ACTION SOLDIER, ACTION PILOT, ACTION DIVER, & ACTION MARINE
G.I. JOE: CLASSIC COLLECTION — KEYCHAINS (FUN 4 ALL)
Hey, you guys remember when I looked at that G.I. Joe keychain a while back? Wasn’t that pretty cool? I sure thought so! Here’s another four of those.
THE FIGURES THEMSELVES
These four were released as a boxed set as part of Fun 4 All’s G.I. Joe: Classic Collection in 1998. They used the same molds as the single-packed keychains, but in alternate color schemes. Like the previously reviewed Action Marine, all four “keychains” are fully articulated figures with a removable keychain attachment. And, just like that figure, all four of mine are missing said attachment, because I didn’t really buy them to be keychains.
The most standard member of the team is the Action Soldier, a member of the US Army Corps. This one in particular is wearing MP gear, showcasing a slight variant. The figure stands 3 3/4 inches tall and he has 14 points of articulation. The Action Soldier features a few parts in common with the previously reviewed Marine. They share a head, pelvis, and upper legs. The other parts are unique to the Soldiers. For whatever reason, the Soldier actually has a slightly smaller build than the other three figures, despite the original 12-inch Joes all using the same basic body. But, I guess a little bit of variety isn’t the worst thing. The sculpt is a decent offering, though he’s definitely on the softer side detailing-wise. His paint is the main defining part of this releases. It’s okay, but rather on the simple side. He lacks any sort of paint on his torso, not even on his web gear or grenades. Also, what paint he does have is rather prone to chipping, though the Soldier has held up the best of the four in this set.
The pilot is one of the more intricately designed of these figures; unlike the Marine and the Soldier, he and the Diver are actually based on fully decked-out Joes with parts from some of the supplemental sets. He’s seen here in his full pilot’s gear…or he would be if mine weren’t missing a few pieces. The Pilot is sporting an all-new sculpt, and while it’s still not quite up to Hasbro par, it’s certainly a stronger sculpt than either of the other two I’ve looked at, and is perhaps the strongest in the set. The details are more numerous, and the overall construction is a bit less rudimentary. He also gives us our only true look at the “standard” Joe head, which is a decent replica of the old 12-inch figures. His paintwork is fairly decent, and certainly better spread out and more complete than the Soldier’s. The blue/yellow combo is another non-standard look, but it works well, and it’s slightly less situational than the others in the set. The Pilot was the only one of these to actually include an accessory, which was a removable helmet. Unfortunately, I’ve lost mine, which is a real shame.

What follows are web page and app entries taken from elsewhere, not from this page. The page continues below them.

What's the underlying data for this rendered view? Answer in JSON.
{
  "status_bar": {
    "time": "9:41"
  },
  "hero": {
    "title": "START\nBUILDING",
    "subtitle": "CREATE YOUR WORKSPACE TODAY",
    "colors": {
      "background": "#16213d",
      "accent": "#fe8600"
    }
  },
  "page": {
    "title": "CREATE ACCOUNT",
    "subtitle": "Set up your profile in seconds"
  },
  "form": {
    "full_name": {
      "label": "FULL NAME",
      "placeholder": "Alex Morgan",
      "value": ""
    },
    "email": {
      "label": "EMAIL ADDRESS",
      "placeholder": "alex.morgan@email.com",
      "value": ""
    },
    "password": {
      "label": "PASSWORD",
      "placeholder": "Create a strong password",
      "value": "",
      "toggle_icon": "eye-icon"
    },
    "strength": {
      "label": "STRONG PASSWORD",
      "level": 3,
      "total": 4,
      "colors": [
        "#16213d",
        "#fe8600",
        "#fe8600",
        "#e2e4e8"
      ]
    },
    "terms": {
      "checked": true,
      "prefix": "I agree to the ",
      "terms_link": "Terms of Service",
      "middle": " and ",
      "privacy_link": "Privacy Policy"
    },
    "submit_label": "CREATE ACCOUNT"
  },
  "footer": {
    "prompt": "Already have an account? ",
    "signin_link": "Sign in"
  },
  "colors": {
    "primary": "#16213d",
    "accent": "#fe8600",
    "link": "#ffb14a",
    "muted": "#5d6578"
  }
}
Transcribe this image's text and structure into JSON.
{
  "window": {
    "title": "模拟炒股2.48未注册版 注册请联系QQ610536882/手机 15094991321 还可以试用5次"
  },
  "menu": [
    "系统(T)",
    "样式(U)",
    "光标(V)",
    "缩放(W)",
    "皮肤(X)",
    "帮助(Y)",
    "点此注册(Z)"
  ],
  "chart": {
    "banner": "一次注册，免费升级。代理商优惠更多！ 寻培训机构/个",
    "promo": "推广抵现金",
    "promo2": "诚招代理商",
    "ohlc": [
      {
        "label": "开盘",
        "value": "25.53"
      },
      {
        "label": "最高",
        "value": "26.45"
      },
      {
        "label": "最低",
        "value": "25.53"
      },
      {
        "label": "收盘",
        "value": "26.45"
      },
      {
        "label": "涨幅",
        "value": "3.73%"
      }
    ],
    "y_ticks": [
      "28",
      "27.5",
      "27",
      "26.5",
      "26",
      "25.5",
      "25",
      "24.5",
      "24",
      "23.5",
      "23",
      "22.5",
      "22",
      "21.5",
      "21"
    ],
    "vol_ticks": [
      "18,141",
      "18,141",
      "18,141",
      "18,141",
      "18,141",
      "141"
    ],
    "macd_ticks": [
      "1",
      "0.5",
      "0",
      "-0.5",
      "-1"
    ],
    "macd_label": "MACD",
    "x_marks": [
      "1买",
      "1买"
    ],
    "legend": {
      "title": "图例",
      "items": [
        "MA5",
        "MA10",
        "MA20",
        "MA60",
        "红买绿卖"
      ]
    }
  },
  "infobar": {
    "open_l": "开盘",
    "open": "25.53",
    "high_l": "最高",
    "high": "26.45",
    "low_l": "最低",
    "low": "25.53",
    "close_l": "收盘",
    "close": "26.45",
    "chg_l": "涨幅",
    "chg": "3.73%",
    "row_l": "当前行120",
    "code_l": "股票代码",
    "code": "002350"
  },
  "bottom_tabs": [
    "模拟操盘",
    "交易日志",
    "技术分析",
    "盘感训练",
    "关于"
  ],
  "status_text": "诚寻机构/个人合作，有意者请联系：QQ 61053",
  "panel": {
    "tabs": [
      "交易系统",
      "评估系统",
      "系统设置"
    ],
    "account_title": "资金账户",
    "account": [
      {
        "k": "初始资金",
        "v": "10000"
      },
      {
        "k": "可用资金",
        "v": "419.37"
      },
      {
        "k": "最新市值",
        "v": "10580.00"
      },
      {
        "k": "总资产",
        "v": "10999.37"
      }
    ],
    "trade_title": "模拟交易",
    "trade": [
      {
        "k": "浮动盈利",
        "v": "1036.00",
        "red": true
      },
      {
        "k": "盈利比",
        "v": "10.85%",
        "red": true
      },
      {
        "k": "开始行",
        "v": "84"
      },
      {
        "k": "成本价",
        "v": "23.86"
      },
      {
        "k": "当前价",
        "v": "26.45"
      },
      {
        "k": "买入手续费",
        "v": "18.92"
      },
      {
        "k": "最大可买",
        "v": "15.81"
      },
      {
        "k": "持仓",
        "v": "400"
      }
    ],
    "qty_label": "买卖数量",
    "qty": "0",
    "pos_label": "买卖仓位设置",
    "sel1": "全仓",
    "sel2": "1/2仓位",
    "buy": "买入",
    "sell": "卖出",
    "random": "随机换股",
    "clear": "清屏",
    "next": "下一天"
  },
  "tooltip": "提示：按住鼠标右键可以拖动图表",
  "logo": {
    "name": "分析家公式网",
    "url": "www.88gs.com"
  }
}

Like the Pilot, the Action Diver is a more intricately designed figure, also patterned on a fully kitted-out 12-inch Joe. The frogman get-up is actually one of my favorite classic Joe designs, and by far the most distinctive of the Navy looks. The sculpt is rivaled only by the Pilot in terms of quality. He’s got one of the most organic sculpts of the bunch, and definitely the one with the sharpest detailing. I also really dig that clear visor on the goggles; it’s a small touch that really helps the figure. Unfortunately, the Diver has one main drawback: he’s the member of the set most affected by the low quality plastic used for these figures. On both versions of the Diver own, the front piece of the pelvis has broken off; it’s a minor issue, and still leaves you with a workable figure, but it’s annoying to say the least. The Diver is actually the only figure in this set to get more paintwork than his single-carded release. Since he’s molded in orange (an alternate color scheme that actually hails form Adventures of GI Joe, the less military-themed precursor to Adventure Team), all of the straps and such are actually painted black, whereas the regular figure was just molded in black and thereby left them unpainted.
The final piece of this set is the one figure I’ve looked at before, more or less. These keychains were based on Hasbro’s commemorative 30th Anniversary figures from 1994, and while those figures included alternate color schemes for both the Pilot and the Diver, the Marine and Soldier didn’t get second releases, so these had to be made up. The Marine gets a desert camo look, which certainly makes him quickly identifiable as distinct from the standard release. Also, for whatever reason, he swaps out his lower legs for those of the Soldier, giving him tucked-in boots. Not 100% sure why, but it certainly works.
THE ME HALF OF THE EQUATION
As I noted in my Marine review, it was these keychains that introduced me to 3 3/4-inch Joes. This set was actually the last of the keychain offerings I procured. After finding the standard releases of the Diver, the Pilot, and the Marine, I was quite thrilled to find this pack at the KB just outside the town where my family vacationed over the summers. At the time, I was in the midst of quite a G.I. Joe kick, and these really hit the spot. Admittedly, they aren’t the greatest offerings. They’re fun, but definitely lower quality than a lot of figures from the same era.